+++ Exercise input

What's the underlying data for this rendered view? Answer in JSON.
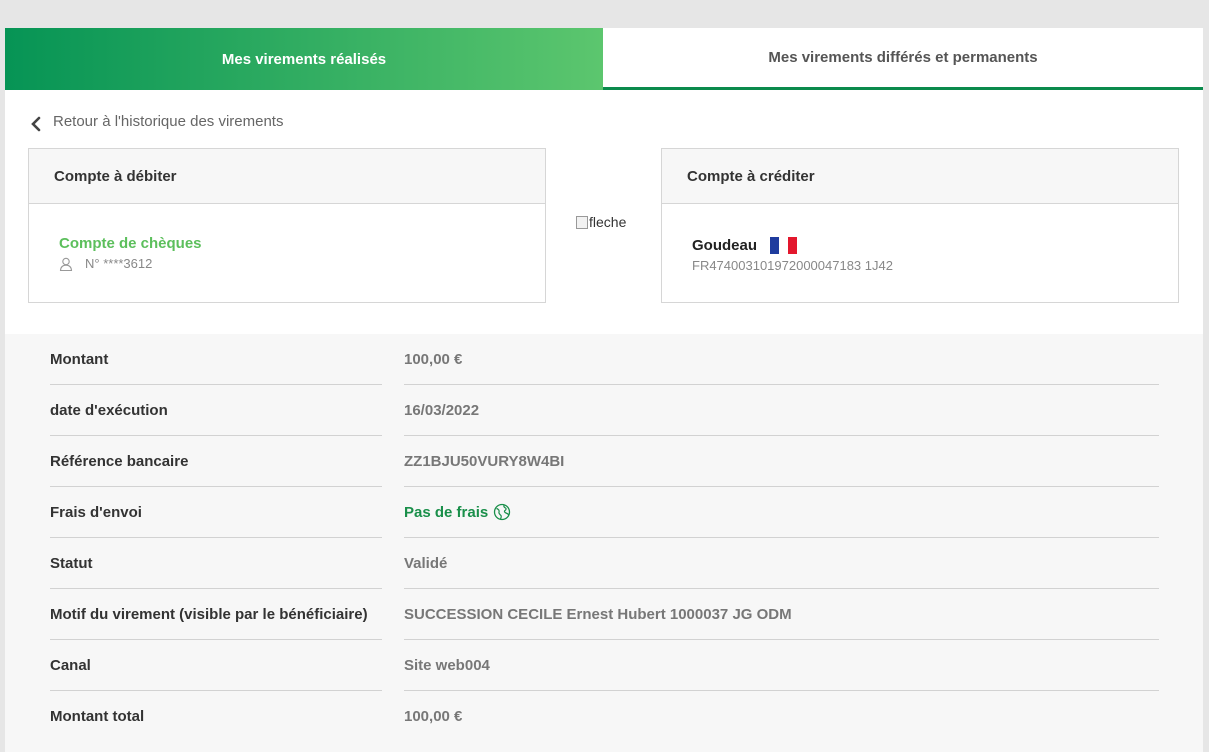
{
  "tabs": {
    "done": "Mes virements réalisés",
    "scheduled": "Mes virements différés et permanents"
  },
  "back_link": "Retour à l'historique des virements",
  "debit": {
    "header": "Compte à débiter",
    "account_name": "Compte de chèques",
    "account_number": "N° ****3612"
  },
  "arrow_alt": "fleche",
  "credit": {
    "header": "Compte à créditer",
    "beneficiary": "Goudeau",
    "iban": "FR474003101972000047183 1J42"
  },
  "details": [
    {
      "label": "Montant",
      "value": "100,00 €"
    },
    {
      "label": "date d'exécution",
      "value": "16/03/2022"
    },
    {
      "label": "Référence bancaire",
      "value": "ZZ1BJU50VURY8W4BI"
    },
    {
      "label": "Frais d'envoi",
      "value": "Pas de frais"
    },
    {
      "label": "Statut",
      "value": "Validé"
    },
    {
      "label": "Motif du virement (visible par le bénéficiaire)",
      "value": "SUCCESSION CECILE Ernest Hubert 1000037 JG ODM"
    },
    {
      "label": "Canal",
      "value": "Site web004"
    },
    {
      "label": "Montant total",
      "value": "100,00 €"
    }
  ],
  "colors": {
    "brand_green": "#069455",
    "light_green": "#5cc66e",
    "flag_blue": "#1f3c9e",
    "flag_red": "#e3172d"
  },
  "icons": {
    "back": "chevron-left-icon",
    "user": "user-icon",
    "fees": "globe-icon"
  }
}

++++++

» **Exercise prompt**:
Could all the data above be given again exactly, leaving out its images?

» **Answer space**:
What's the underlying data for this rendered view? Answer in JSON.
{
  "tabs": {
    "done": "Mes virements réalisés",
    "scheduled": "Mes virements différés et permanents"
  },
  "back_link": "Retour à l'historique des virements",
  "debit": {
    "header": "Compte à débiter",
    "account_name": "Compte de chèques",
    "account_number": "N° ****3612"
  },
  "arrow_alt": "fleche",
  "credit": {
    "header": "Compte à créditer",
    "beneficiary": "Goudeau",
    "iban": "FR474003101972000047183 1J42"
  },
  "details": [
    {
      "label": "Montant",
      "value": "100,00 €"
    },
    {
      "label": "date d'exécution",
      "value": "16/03/2022"
    },
    {
      "label": "Référence bancaire",
      "value": "ZZ1BJU50VURY8W4BI"
    },
    {
      "label": "Frais d'envoi",
      "value": "Pas de frais"
    },
    {
      "label": "Statut",
      "value": "Validé"
    },
    {
      "label": "Motif du virement (visible par le bénéficiaire)",
      "value": "SUCCESSION CECILE Ernest Hubert 1000037 JG ODM"
    },
    {
      "label": "Canal",
      "value": "Site web004"
    },
    {
      "label": "Montant total",
      "value": "100,00 €"
    }
  ],
  "colors": {
    "brand_green": "#069455",
    "light_green": "#5cc66e",
    "flag_blue": "#1f3c9e",
    "flag_red": "#e3172d"
  },
  "icons": {
    "back": "chevron-left-icon",
    "user": "user-icon",
    "fees": "globe-icon"
  }
}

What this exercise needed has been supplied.